Mitsubishi Motors is making slow but steady progress after a decade of recession woes in Japan and the U.S., corporate cover-ups and a failed sales campaign to offer “0-0-0” financing for 0 percent down, 0 percent interest and $0 monthly payments for a year. Buyers snapped up the “0-0-0” offer, drove the car for a year and then walked away leaving the automaker with a repossessed car that was worth less than it cost to make.
Muck Rack makes it simple to find people, tweets, or articles that mention any name, keyword, company, hashtag etc. We've compiled this guide to help you make the most of your search.
Selecting a term
Start searching tweets, articles from media outlets, articles mentioned in tweets, journalists'
names, titles and bios with some suggested searches:
Companies or Topics (e.g. iPhone, Microsoft)
Phrases (e.g. "cloud computing") — use quotes to keep the terms together
Twitter handles (e.g. @username) — returns those who have mentioned or replied to
Names (e.g. "David Pogue")
Hashtags (e.g. #sxsw, #london2012)
Bio details (e.g. vegan, Olympics, father)
Muck Rack's Advanced Search allows for many boolean operators.
Find results that mention multiple specified terms, use AND or
+. For example, ensure each result contains both Elon Musk and Mark Zuckerberg by
searching Musk AND Zuckerberg or Musk + Zuckerberg.

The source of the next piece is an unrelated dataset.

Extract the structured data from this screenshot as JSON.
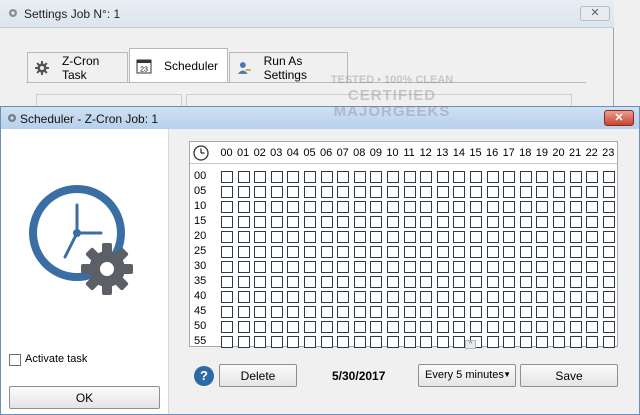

Use the operators OR or , to broaden your search when you'd like either of
multiple terms to appear in results. (This is the default behavior of our search when no operators
are used). For example, results will contain either cake or cookie by searching cake OR cookie or cake,cookie
Use NOT or - to subtract results from your search. For
example, searching Disney will yield results about the Walt Disney Company as well as Walt Disney
World Resort. To exclude mentions of Disney World, search for Disney -World or Disney
When using one of these operators with a phrase, enclose it in quotation marks. For example, you can
find results about smartphones excluding Apple's iPhone 4S by searching smartphone -"iPhone
Exact case matching or punctuation
If you're searching for a brand name or keyword that relies on specific punctuation marks or capitalization, you can
find results that match your exact query by adding matchcase: before the keyword you're searching for, like matchcase:E*TRADE .
Use parentheses to separate multiple
boolean phrases. For example, to find journalists talking about having fun in Disney World or
Disneyland, search for ("disney world" OR disneyland) AND fun.
An asterisk can be used to search for any variation of a root word truncated by the asterisk. For example, searching for admin* will return results for administrator, administration, administer, administered, etc.
A near operator is an AND operator where you can control the distance between the words. You can vary the distance the near operation uses by adding a forward slash and number (between 0-99) such as strawberries NEAR/10 "whipped cream", which means the strawberries must exist within 10 words of "whipped cream".